Probably the best, most challenging, book I read in 2021 is The Ministry for the Future by Kim Stanley Robinson. It’s not great literature, but it’s an integrated compendium of thinking on how we could save the planet—ecologically, politically, and economically. If that sounds, well, deep—it is. But it’s still fiction and therefore both story and speculation.
Early in the book, Mary, who is chair of The Ministry for the Future (a kind of ongoing fictional offshoot of the actual Paris Accord and COP26) and her most trusted lieutenant are discussing this question:
What would it take to get the entire planet to commit to necessary sacrifices that could, once and for all, turn climate change and civilization around, practices that would save us all? Mutual assured survival, even mutual thriving?
A new religion, her aide says. A newly conceived religion, based on environmental equity, justice and peace, adopted globally.
Mary (and, I am assuming, Robinson’s readership) snorts. A religion. Yeah. Right.
But. What other organized, cross-national movement would support the changes and sacrifice necessary to hold down global temperatures, keep the coastlines from flooding and wildfires from blazing? What kind of collective might be dedicated to the equity and safety of all cultures?
We don’t want to accomplish a sustainable planet by means of war. Or experience horrific loss of life due to unchecked disease or heat, because we cannot agree on how to consume less. We don’t want change to be spurred by questionable but charismatic leaders, or by rigid legal control over human rights, or by terrorism.
We want people to see the need, and make changes voluntarily, to understand the rising tide lifting all boats as metaphor, not terrifying reality.
Maybe this can’t be accomplished without a touch of the supernatural. Or at least the communal.
I know lots of intelligent folks who have decided that religion is unnecessary and too often, corrupt. Not to mention unscientific, and populated by people like Jerry Falwell, Jr. or (God help us) Michael Flynn. When it comes to a higher power, they are either skeptics or content to let the mystery be.
And of course, religions have not traditionally done a such a great job of positive social organization, to say the least. Lofty religious doctrine seldom matches its practical human outcomes. Especially the dominant American religion, in all its multiple flavors.
Religion and its varying doctrinal rules and customs have historically been the cause of, not a balm for, conflict. Kind of makes you wonder why parents aren’t mobbing school board meetings demanding that we excise the Crusades and the Spanish Inquisition from the study of world history, because they might make Catholic kids feel bad.
This argument, however—we need a new religion to generate commitment to developing environmentally critical beliefs—can’t be easily dismissed by a joke. I am tempted to suggest that the answer lies in education, the systemic study of belief systems and their commonalities—and agreeing that there are some immutable truths and public goods: Justice. Equity. Respect for all life.
History tells us that the most successful societies match their customs and beliefs to the environment surrounding them.
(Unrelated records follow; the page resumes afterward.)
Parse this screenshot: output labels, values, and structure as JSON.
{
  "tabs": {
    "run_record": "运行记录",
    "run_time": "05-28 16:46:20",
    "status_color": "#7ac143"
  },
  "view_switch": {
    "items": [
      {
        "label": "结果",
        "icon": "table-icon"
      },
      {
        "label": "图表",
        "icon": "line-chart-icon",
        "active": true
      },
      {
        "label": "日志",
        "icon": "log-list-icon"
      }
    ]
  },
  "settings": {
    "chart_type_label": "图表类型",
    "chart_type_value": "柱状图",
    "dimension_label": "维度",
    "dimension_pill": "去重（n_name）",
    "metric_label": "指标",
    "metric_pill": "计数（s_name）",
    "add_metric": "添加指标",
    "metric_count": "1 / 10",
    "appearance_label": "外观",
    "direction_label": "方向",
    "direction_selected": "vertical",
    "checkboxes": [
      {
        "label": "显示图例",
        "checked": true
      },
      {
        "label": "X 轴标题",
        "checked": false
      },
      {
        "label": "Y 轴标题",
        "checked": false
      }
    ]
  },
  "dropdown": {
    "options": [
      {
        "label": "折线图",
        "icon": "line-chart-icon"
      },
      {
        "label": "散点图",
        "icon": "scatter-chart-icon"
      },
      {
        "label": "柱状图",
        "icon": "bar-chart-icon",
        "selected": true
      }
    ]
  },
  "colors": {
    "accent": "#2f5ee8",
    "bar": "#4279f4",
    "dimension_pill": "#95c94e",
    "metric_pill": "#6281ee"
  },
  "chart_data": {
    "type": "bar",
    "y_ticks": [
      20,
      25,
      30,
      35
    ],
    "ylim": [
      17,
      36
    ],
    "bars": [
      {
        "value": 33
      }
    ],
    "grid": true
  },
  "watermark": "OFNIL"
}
Why can’t the worlds’ teachers, our scholarly trust, unite to point out that the clock is ticking, and our behaviors now will determine the future of our descendants?
For a time, I was a Unitarian Universalist, because they seemed to be focused on valuing nature and human accomplishment, on doing good, promoting peace and staying open to new ideas. It was a heady experience at first—a church that welcomed everyone, focused on intellectual questions, encouraged its members to craft their own faith. Plus hymns and a coffee hour with vegan treats. What’s not to like?
What I discovered is that problems with churches, from the fundamentalist to the loosey-goosey, were centered on the human beings who attended or led those churches. Religious denominations and holy texts are ignored in the face of the power struggles that happen in all organizations. Education is not immune—even the best-resourced schools, on tree-lined neighborhood streets and replete with the newest curricula, are subject to ‘concerned moms’ and their anti-science, anti-literature campaigns.
The question remains: If we want to sustain life, across the globe, we must work together. How can we do this? If we don’t trust our churches and we don’t trust our public schools, and believe our government is on the wrong track, who will lead us toward a vision of sustainable life on the planet we share?
Beats me. Which is why I keep thinking about a new kind of religion. One without a clearly defined God figure, but anchored by a belief in the power of community and good will.
Churches are closing all over the nation, and have been, for decades. I have been a church musician for most of my life, and worked for churches where people were loving and non-judgmental, as well as deeply conflicted congregations. I have also seen, over and over again, people turn to a church when their lives are falling apart, and find comfort.
Maybe what we need is Kurt Vonnegut’s Church of God the Utterly Indifferent. Its two precepts: Puny man can do nothing at all to help or please God Almighty, and Luck is not the hand of God. If God is not going to help us clean up this beautiful world, maybe we’d better get on it.